## WHAT YOU HAVE TO DO
Write the listing out once more, identical to the original but without pictures.

## EXERCISE MATERIAL

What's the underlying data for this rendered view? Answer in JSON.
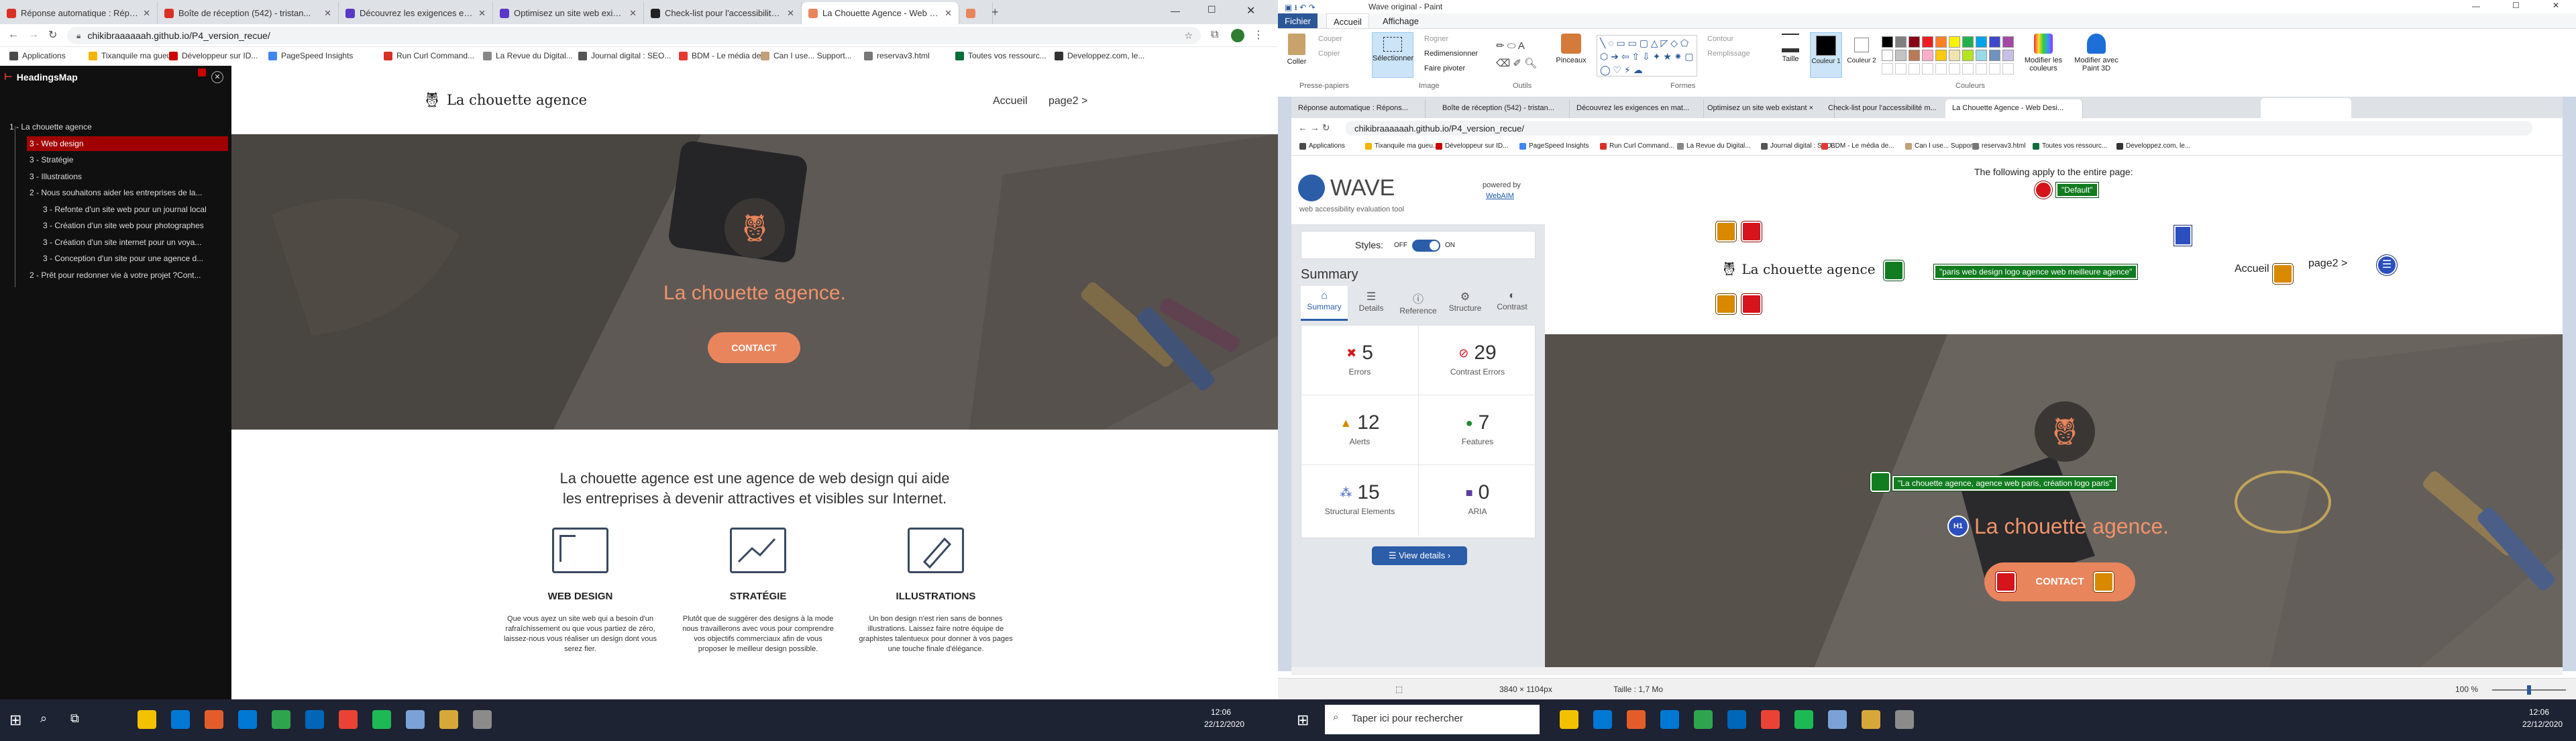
{
  "left_browser": {
    "tabs": [
      {
        "label": "Réponse automatique : Réponse...",
        "color": "#d93025"
      },
      {
        "label": "Boîte de réception (542) - tristan...",
        "color": "#d93025"
      },
      {
        "label": "Découvrez les exigences en mati...",
        "color": "#5a38c6"
      },
      {
        "label": "Optimisez un site web existant ×",
        "color": "#5a38c6"
      },
      {
        "label": "Check-list pour l'accessibilité m...",
        "color": "#222222"
      },
      {
        "label": "La Chouette Agence - Web Desi...",
        "color": "#e9855c"
      },
      {
        "label": "",
        "color": "#e9855c"
      }
    ],
    "url": "chikibraaaaaah.github.io/P4_version_recue/",
    "bookmarks": [
      {
        "label": "Applications",
        "color": "#4a4a4a"
      },
      {
        "label": "Tixanquile ma gueu...",
        "color": "#f4b400"
      },
      {
        "label": "Développeur sur ID...",
        "color": "#cc0000"
      },
      {
        "label": "PageSpeed Insights",
        "color": "#4285f4"
      },
      {
        "label": "Run Curl Command...",
        "color": "#d93025"
      },
      {
        "label": "La Revue du Digital...",
        "color": "#888888"
      },
      {
        "label": "Journal digital : SEO...",
        "color": "#555555"
      },
      {
        "label": "BDM - Le média de...",
        "color": "#e53935"
      },
      {
        "label": "Can I use... Support...",
        "color": "#c2a078"
      },
      {
        "label": "reservav3.html",
        "color": "#777777"
      },
      {
        "label": "Toutes vos ressourc...",
        "color": "#0b6b3a"
      },
      {
        "label": "Developpez.com, le...",
        "color": "#333333"
      }
    ]
  },
  "headingsmap": {
    "title": "HeadingsMap",
    "items": [
      {
        "text": "1 - La chouette agence",
        "level": 1,
        "selected": false
      },
      {
        "text": "3 - Web design",
        "level": 2,
        "selected": true
      },
      {
        "text": "3 - Stratégie",
        "level": 2,
        "selected": false
      },
      {
        "text": "3 - Illustrations",
        "level": 2,
        "selected": false
      },
      {
        "text": "2 - Nous souhaitons aider les entreprises de la...",
        "level": 2,
        "selected": false
      },
      {
        "text": "3 - Refonte d'un site web pour un journal local",
        "level": 3,
        "selected": false
      },
      {
        "text": "3 - Création d'un site web pour photographes",
        "level": 3,
        "selected": false
      },
      {
        "text": "3 - Création d'un site internet pour un voya...",
        "level": 3,
        "selected": false
      },
      {
        "text": "3 - Conception d'un site pour une agence d...",
        "level": 3,
        "selected": false
      },
      {
        "text": "2 - Prêt pour redonner vie à votre projet ?Cont...",
        "level": 2,
        "selected": false
      }
    ]
  },
  "site": {
    "logo": "La chouette agence",
    "nav": [
      "Accueil",
      "page2 >"
    ],
    "hero_title": "La chouette agence.",
    "hero_button": "CONTACT",
    "intro": [
      "La chouette agence est une agence de web design qui aide",
      "les entreprises à devenir attractives et visibles sur Internet."
    ],
    "services": [
      {
        "icon": "web-design-icon",
        "title": "WEB DESIGN",
        "text": [
          "Que vous ayez un site web qui a besoin d'un",
          "rafraîchissement ou que vous partiez de zéro,",
          "laissez-nous vous réaliser un design dont vous",
          "serez fier."
        ]
      },
      {
        "icon": "strategy-icon",
        "title": "STRATÉGIE",
        "text": [
          "Plutôt que de suggérer des designs à la mode",
          "nous travaillerons avec vous pour comprendre",
          "vos objectifs commerciaux afin de vous",
          "proposer le meilleur design possible."
        ]
      },
      {
        "icon": "illustration-icon",
        "title": "ILLUSTRATIONS",
        "text": [
          "Un bon design n'est rien sans de bonnes",
          "illustrations. Laissez faire notre équipe de",
          "graphistes talentueux pour donner à vos pages",
          "une touche finale d'élégance."
        ]
      }
    ]
  },
  "paint": {
    "title": "Wave original - Paint",
    "tabs": [
      "Fichier",
      "Accueil",
      "Affichage"
    ],
    "clipboard": {
      "paste": "Coller",
      "cut": "Couper",
      "copy": "Copier",
      "label": "Presse-papiers"
    },
    "image": {
      "select": "Sélectionner",
      "crop": "Rogner",
      "resize": "Redimensionner",
      "rotate": "Faire pivoter",
      "label": "Image"
    },
    "tools": {
      "label": "Outils",
      "brushes": "Pinceaux"
    },
    "shapes": {
      "label": "Formes",
      "outline": "Contour",
      "fill": "Remplissage"
    },
    "size": "Taille",
    "color1": "Couleur 1",
    "color2": "Couleur 2",
    "colors_label": "Couleurs",
    "edit_colors": "Modifier les couleurs",
    "paint3d": "Modifier avec Paint 3D",
    "palette": [
      "#000000",
      "#7f7f7f",
      "#880015",
      "#ed1c24",
      "#ff7f27",
      "#fff200",
      "#22b14c",
      "#00a2e8",
      "#3f48cc",
      "#a349a4",
      "#ffffff",
      "#c3c3c3",
      "#b97a57",
      "#ffaec9",
      "#ffc90e",
      "#efe4b0",
      "#b5e61d",
      "#99d9ea",
      "#7092be",
      "#c8bfe7"
    ],
    "status": {
      "dims": "3840 × 1104px",
      "size": "Taille : 1,7 Mo",
      "zoom": "100 %"
    }
  },
  "inner_browser": {
    "url": "chikibraaaaaah.github.io/P4_version_recue/",
    "tabs": [
      "Réponse automatique : Répons...",
      "Boîte de réception (542) - tristan...",
      "Découvrez les exigences en mat...",
      "Optimisez un site web existant ×",
      "Check-list pour l'accessibilité m...",
      "La Chouette Agence - Web Desi..."
    ]
  },
  "wave": {
    "title": "WAVE",
    "subtitle": "web accessibility evaluation tool",
    "powered": "powered by",
    "webaim": "WebAIM",
    "styles": "Styles:",
    "off": "OFF",
    "on": "ON",
    "summary": "Summary",
    "tabs": [
      "Summary",
      "Details",
      "Reference",
      "Structure",
      "Contrast"
    ],
    "stats": [
      {
        "value": "5",
        "label": "Errors",
        "color": "#d5141b"
      },
      {
        "value": "29",
        "label": "Contrast Errors",
        "color": "#d5141b"
      },
      {
        "value": "12",
        "label": "Alerts",
        "color": "#d88900"
      },
      {
        "value": "7",
        "label": "Features",
        "color": "#1e8a2e"
      },
      {
        "value": "15",
        "label": "Structural Elements",
        "color": "#3b5bbf"
      },
      {
        "value": "0",
        "label": "ARIA",
        "color": "#5a3d9e"
      }
    ],
    "view_details": "View details ›",
    "entire_page": "The following apply to the entire page:",
    "default_tag": "\"Default\"",
    "logo_alt": "\"paris web design logo agence web meilleure agence\"",
    "hero_alt": "\"La chouette agence, agence web paris, création logo paris\"",
    "h1": "H1"
  },
  "right_taskbar": {
    "search": "Taper ici pour rechercher",
    "time": "12:06",
    "date": "22/12/2020"
  },
  "left_taskbar": {
    "time": "12:06",
    "date": "22/12/2020"
  }
}
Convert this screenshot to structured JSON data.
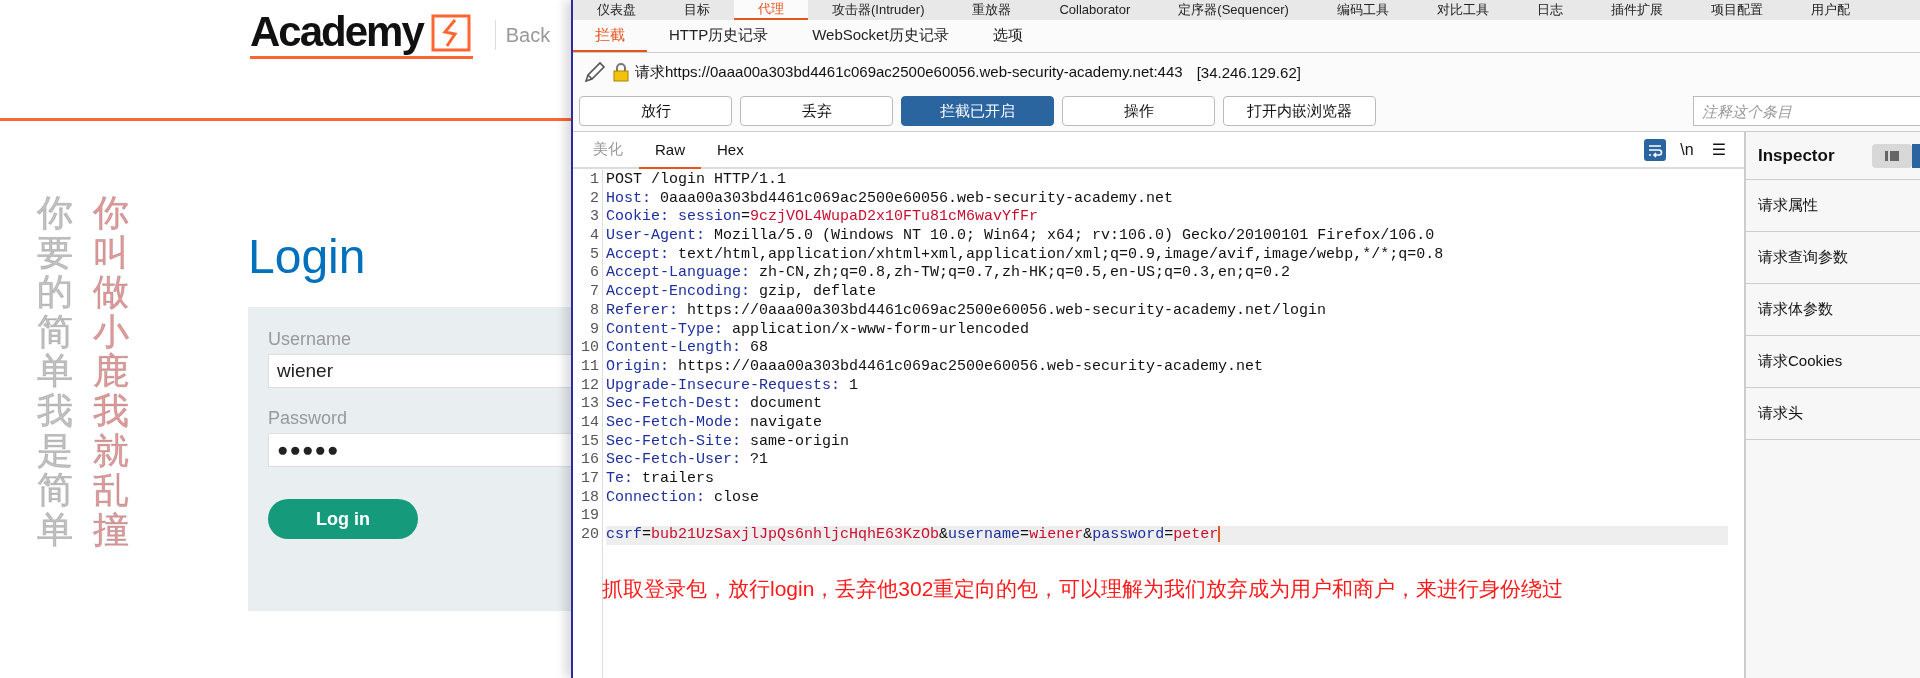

## ANSWER
What's the underlying data for this rendered view? Answer in JSON.
{
  "left_browser": {
    "tabs": [
      {
        "label": "Réponse automatique : Réponse...",
        "color": "#d93025"
      },
      {
        "label": "Boîte de réception (542) - tristan...",
        "color": "#d93025"
      },
      {
        "label": "Découvrez les exigences en mati...",
        "color": "#5a38c6"
      },
      {
        "label": "Optimisez un site web existant ×",
        "color": "#5a38c6"
      },
      {
        "label": "Check-list pour l'accessibilité m...",
        "color": "#222222"
      },
      {
        "label": "La Chouette Agence - Web Desi...",
        "color": "#e9855c"
      },
      {
        "label": "",
        "color": "#e9855c"
      }
    ],
    "url": "chikibraaaaaah.github.io/P4_version_recue/",
    "bookmarks": [
      {
        "label": "Applications",
        "color": "#4a4a4a"
      },
      {
        "label": "Tixanquile ma gueu...",
        "color": "#f4b400"
      },
      {
        "label": "Développeur sur ID...",
        "color": "#cc0000"
      },
      {
        "label": "PageSpeed Insights",
        "color": "#4285f4"
      },
      {
        "label": "Run Curl Command...",
        "color": "#d93025"
      },
      {
        "label": "La Revue du Digital...",
        "color": "#888888"
      },
      {
        "label": "Journal digital : SEO...",
        "color": "#555555"
      },
      {
        "label": "BDM - Le média de...",
        "color": "#e53935"
      },
      {
        "label": "Can I use... Support...",
        "color": "#c2a078"
      },
      {
        "label": "reservav3.html",
        "color": "#777777"
      },
      {
        "label": "Toutes vos ressourc...",
        "color": "#0b6b3a"
      },
      {
        "label": "Developpez.com, le...",
        "color": "#333333"
      }
    ]
  },
  "headingsmap": {
    "title": "HeadingsMap",
    "items": [
      {
        "text": "1 - La chouette agence",
        "level": 1,
        "selected": false
      },
      {
        "text": "3 - Web design",
        "level": 2,
        "selected": true
      },
      {
        "text": "3 - Stratégie",
        "level": 2,
        "selected": false
      },
      {
        "text": "3 - Illustrations",
        "level": 2,
        "selected": false
      },
      {
        "text": "2 - Nous souhaitons aider les entreprises de la...",
        "level": 2,
        "selected": false
      },
      {
        "text": "3 - Refonte d'un site web pour un journal local",
        "level": 3,
        "selected": false
      },
      {
        "text": "3 - Création d'un site web pour photographes",
        "level": 3,
        "selected": false
      },
      {
        "text": "3 - Création d'un site internet pour un voya...",
        "level": 3,
        "selected": false
      },
      {
        "text": "3 - Conception d'un site pour une agence d...",
        "level": 3,
        "selected": false
      },
      {
        "text": "2 - Prêt pour redonner vie à votre projet ?Cont...",
        "level": 2,
        "selected": false
      }
    ]
  },
  "site": {
    "logo": "La chouette agence",
    "nav": [
      "Accueil",
      "page2 >"
    ],
    "hero_title": "La chouette agence.",
    "hero_button": "CONTACT",
    "intro": [
      "La chouette agence est une agence de web design qui aide",
      "les entreprises à devenir attractives et visibles sur Internet."
    ],
    "services": [
      {
        "icon": "web-design-icon",
        "title": "WEB DESIGN",
        "text": [
          "Que vous ayez un site web qui a besoin d'un",
          "rafraîchissement ou que vous partiez de zéro,",
          "laissez-nous vous réaliser un design dont vous",
          "serez fier."
        ]
      },
      {
        "icon": "strategy-icon",
        "title": "STRATÉGIE",
        "text": [
          "Plutôt que de suggérer des designs à la mode",
          "nous travaillerons avec vous pour comprendre",
          "vos objectifs commerciaux afin de vous",
          "proposer le meilleur design possible."
        ]
      },
      {
        "icon": "illustration-icon",
        "title": "ILLUSTRATIONS",
        "text": [
          "Un bon design n'est rien sans de bonnes",
          "illustrations. Laissez faire notre équipe de",
          "graphistes talentueux pour donner à vos pages",
          "une touche finale d'élégance."
        ]
      }
    ]
  },
  "paint": {
    "title": "Wave original - Paint",
    "tabs": [
      "Fichier",
      "Accueil",
      "Affichage"
    ],
    "clipboard": {
      "paste": "Coller",
      "cut": "Couper",
      "copy": "Copier",
      "label": "Presse-papiers"
    },
    "image": {
      "select": "Sélectionner",
      "crop": "Rogner",
      "resize": "Redimensionner",
      "rotate": "Faire pivoter",
      "label": "Image"
    },
    "tools": {
      "label": "Outils",
      "brushes": "Pinceaux"
    },
    "shapes": {
      "label": "Formes",
      "outline": "Contour",
      "fill": "Remplissage"
    },
    "size": "Taille",
    "color1": "Couleur 1",
    "color2": "Couleur 2",
    "colors_label": "Couleurs",
    "edit_colors": "Modifier les couleurs",
    "paint3d": "Modifier avec Paint 3D",
    "palette": [
      "#000000",
      "#7f7f7f",
      "#880015",
      "#ed1c24",
      "#ff7f27",
      "#fff200",
      "#22b14c",
      "#00a2e8",
      "#3f48cc",
      "#a349a4",
      "#ffffff",
      "#c3c3c3",
      "#b97a57",
      "#ffaec9",
      "#ffc90e",
      "#efe4b0",
      "#b5e61d",
      "#99d9ea",
      "#7092be",
      "#c8bfe7"
    ],
    "status": {
      "dims": "3840 × 1104px",
      "size": "Taille : 1,7 Mo",
      "zoom": "100 %"
    }
  },
  "inner_browser": {
    "url": "chikibraaaaaah.github.io/P4_version_recue/",
    "tabs": [
      "Réponse automatique : Répons...",
      "Boîte de réception (542) - tristan...",
      "Découvrez les exigences en mat...",
      "Optimisez un site web existant ×",
      "Check-list pour l'accessibilité m...",
      "La Chouette Agence - Web Desi..."
    ]
  },
  "wave": {
    "title": "WAVE",
    "subtitle": "web accessibility evaluation tool",
    "powered": "powered by",
    "webaim": "WebAIM",
    "styles": "Styles:",
    "off": "OFF",
    "on": "ON",
    "summary": "Summary",
    "tabs": [
      "Summary",
      "Details",
      "Reference",
      "Structure",
      "Contrast"
    ],
    "stats": [
      {
        "value": "5",
        "label": "Errors",
        "color": "#d5141b"
      },
      {
        "value": "29",
        "label": "Contrast Errors",
        "color": "#d5141b"
      },
      {
        "value": "12",
        "label": "Alerts",
        "color": "#d88900"
      },
      {
        "value": "7",
        "label": "Features",
        "color": "#1e8a2e"
      },
      {
        "value": "15",
        "label": "Structural Elements",
        "color": "#3b5bbf"
      },
      {
        "value": "0",
        "label": "ARIA",
        "color": "#5a3d9e"
      }
    ],
    "view_details": "View details ›",
    "entire_page": "The following apply to the entire page:",
    "default_tag": "\"Default\"",
    "logo_alt": "\"paris web design logo agence web meilleure agence\"",
    "hero_alt": "\"La chouette agence, agence web paris, création logo paris\"",
    "h1": "H1"
  },
  "right_taskbar": {
    "search": "Taper ici pour rechercher",
    "time": "12:06",
    "date": "22/12/2020"
  },
  "left_taskbar": {
    "time": "12:06",
    "date": "22/12/2020"
  }
}
Convert this screenshot to structured JSON data.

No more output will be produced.